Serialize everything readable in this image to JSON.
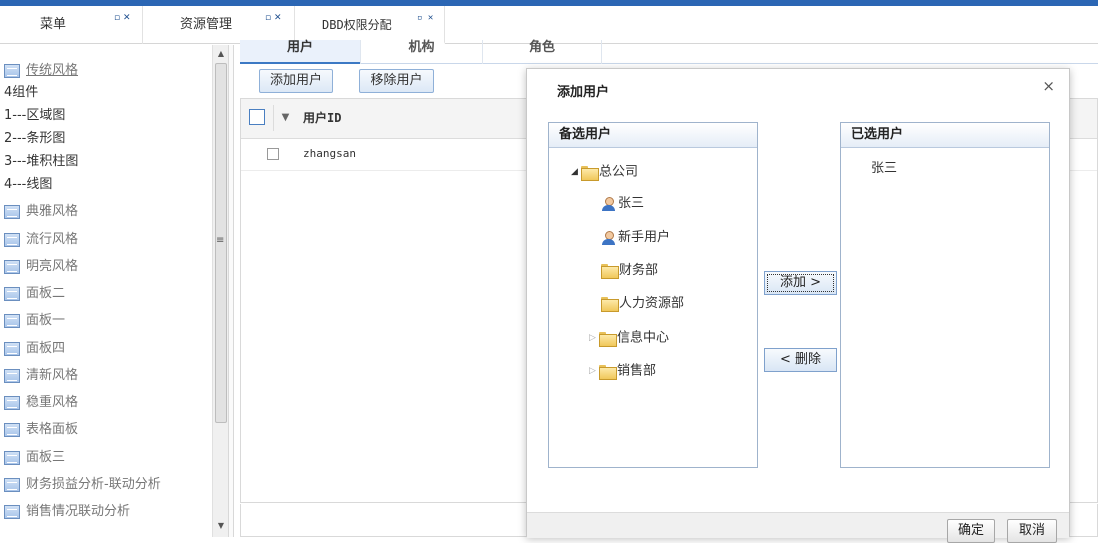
{
  "tabs": [
    {
      "label": "菜单"
    },
    {
      "label": "资源管理"
    },
    {
      "label": "DBD权限分配"
    }
  ],
  "tab_buttons": {
    "restore": "▫",
    "close": "✕"
  },
  "menu": {
    "items": [
      {
        "label": "传统风格",
        "icon": "panel-icon"
      },
      {
        "label": "4组件",
        "icon": ""
      },
      {
        "label": "1---区域图",
        "icon": ""
      },
      {
        "label": "2---条形图",
        "icon": ""
      },
      {
        "label": "3---堆积柱图",
        "icon": ""
      },
      {
        "label": "4---线图",
        "icon": ""
      },
      {
        "label": "典雅风格",
        "icon": "panel-icon"
      },
      {
        "label": "流行风格",
        "icon": "panel-icon"
      },
      {
        "label": "明亮风格",
        "icon": "panel-icon"
      },
      {
        "label": "面板二",
        "icon": "panel-icon"
      },
      {
        "label": "面板一",
        "icon": "panel-icon"
      },
      {
        "label": "面板四",
        "icon": "panel-icon"
      },
      {
        "label": "清新风格",
        "icon": "panel-icon"
      },
      {
        "label": "稳重风格",
        "icon": "panel-icon"
      },
      {
        "label": "表格面板",
        "icon": "panel-icon"
      },
      {
        "label": "面板三",
        "icon": "panel-icon"
      },
      {
        "label": "财务损益分析-联动分析",
        "icon": "panel-icon"
      },
      {
        "label": "销售情况联动分析",
        "icon": "panel-icon"
      }
    ]
  },
  "subtabs": [
    {
      "label": "用户"
    },
    {
      "label": "机构"
    },
    {
      "label": "角色"
    }
  ],
  "toolbar": {
    "add_user": "添加用户",
    "remove_user": "移除用户"
  },
  "grid": {
    "column_header": "用户ID",
    "rows": [
      {
        "user_id": "zhangsan"
      }
    ]
  },
  "dialog": {
    "title": "添加用户",
    "close": "×",
    "available_title": "备选用户",
    "selected_title": "已选用户",
    "tree": {
      "root": "总公司",
      "children": [
        {
          "label": "张三",
          "type": "user"
        },
        {
          "label": "新手用户",
          "type": "user"
        },
        {
          "label": "财务部",
          "type": "folder"
        },
        {
          "label": "人力资源部",
          "type": "folder"
        },
        {
          "label": "信息中心",
          "type": "folder"
        },
        {
          "label": "销售部",
          "type": "folder"
        }
      ]
    },
    "selected": [
      "张三"
    ],
    "add_button": "添加 >",
    "remove_button": "< 删除",
    "ok_button": "确定",
    "cancel_button": "取消"
  }
}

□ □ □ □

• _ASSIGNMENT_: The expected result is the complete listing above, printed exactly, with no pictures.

• _RESULT OF THIS TASK_:
Serialize everything readable in this image to JSON.
{
  "tabs": [
    {
      "label": "菜单"
    },
    {
      "label": "资源管理"
    },
    {
      "label": "DBD权限分配"
    }
  ],
  "tab_buttons": {
    "restore": "▫",
    "close": "✕"
  },
  "menu": {
    "items": [
      {
        "label": "传统风格",
        "icon": "panel-icon"
      },
      {
        "label": "4组件",
        "icon": ""
      },
      {
        "label": "1---区域图",
        "icon": ""
      },
      {
        "label": "2---条形图",
        "icon": ""
      },
      {
        "label": "3---堆积柱图",
        "icon": ""
      },
      {
        "label": "4---线图",
        "icon": ""
      },
      {
        "label": "典雅风格",
        "icon": "panel-icon"
      },
      {
        "label": "流行风格",
        "icon": "panel-icon"
      },
      {
        "label": "明亮风格",
        "icon": "panel-icon"
      },
      {
        "label": "面板二",
        "icon": "panel-icon"
      },
      {
        "label": "面板一",
        "icon": "panel-icon"
      },
      {
        "label": "面板四",
        "icon": "panel-icon"
      },
      {
        "label": "清新风格",
        "icon": "panel-icon"
      },
      {
        "label": "稳重风格",
        "icon": "panel-icon"
      },
      {
        "label": "表格面板",
        "icon": "panel-icon"
      },
      {
        "label": "面板三",
        "icon": "panel-icon"
      },
      {
        "label": "财务损益分析-联动分析",
        "icon": "panel-icon"
      },
      {
        "label": "销售情况联动分析",
        "icon": "panel-icon"
      }
    ]
  },
  "subtabs": [
    {
      "label": "用户"
    },
    {
      "label": "机构"
    },
    {
      "label": "角色"
    }
  ],
  "toolbar": {
    "add_user": "添加用户",
    "remove_user": "移除用户"
  },
  "grid": {
    "column_header": "用户ID",
    "rows": [
      {
        "user_id": "zhangsan"
      }
    ]
  },
  "dialog": {
    "title": "添加用户",
    "close": "×",
    "available_title": "备选用户",
    "selected_title": "已选用户",
    "tree": {
      "root": "总公司",
      "children": [
        {
          "label": "张三",
          "type": "user"
        },
        {
          "label": "新手用户",
          "type": "user"
        },
        {
          "label": "财务部",
          "type": "folder"
        },
        {
          "label": "人力资源部",
          "type": "folder"
        },
        {
          "label": "信息中心",
          "type": "folder"
        },
        {
          "label": "销售部",
          "type": "folder"
        }
      ]
    },
    "selected": [
      "张三"
    ],
    "add_button": "添加 >",
    "remove_button": "< 删除",
    "ok_button": "确定",
    "cancel_button": "取消"
  }
}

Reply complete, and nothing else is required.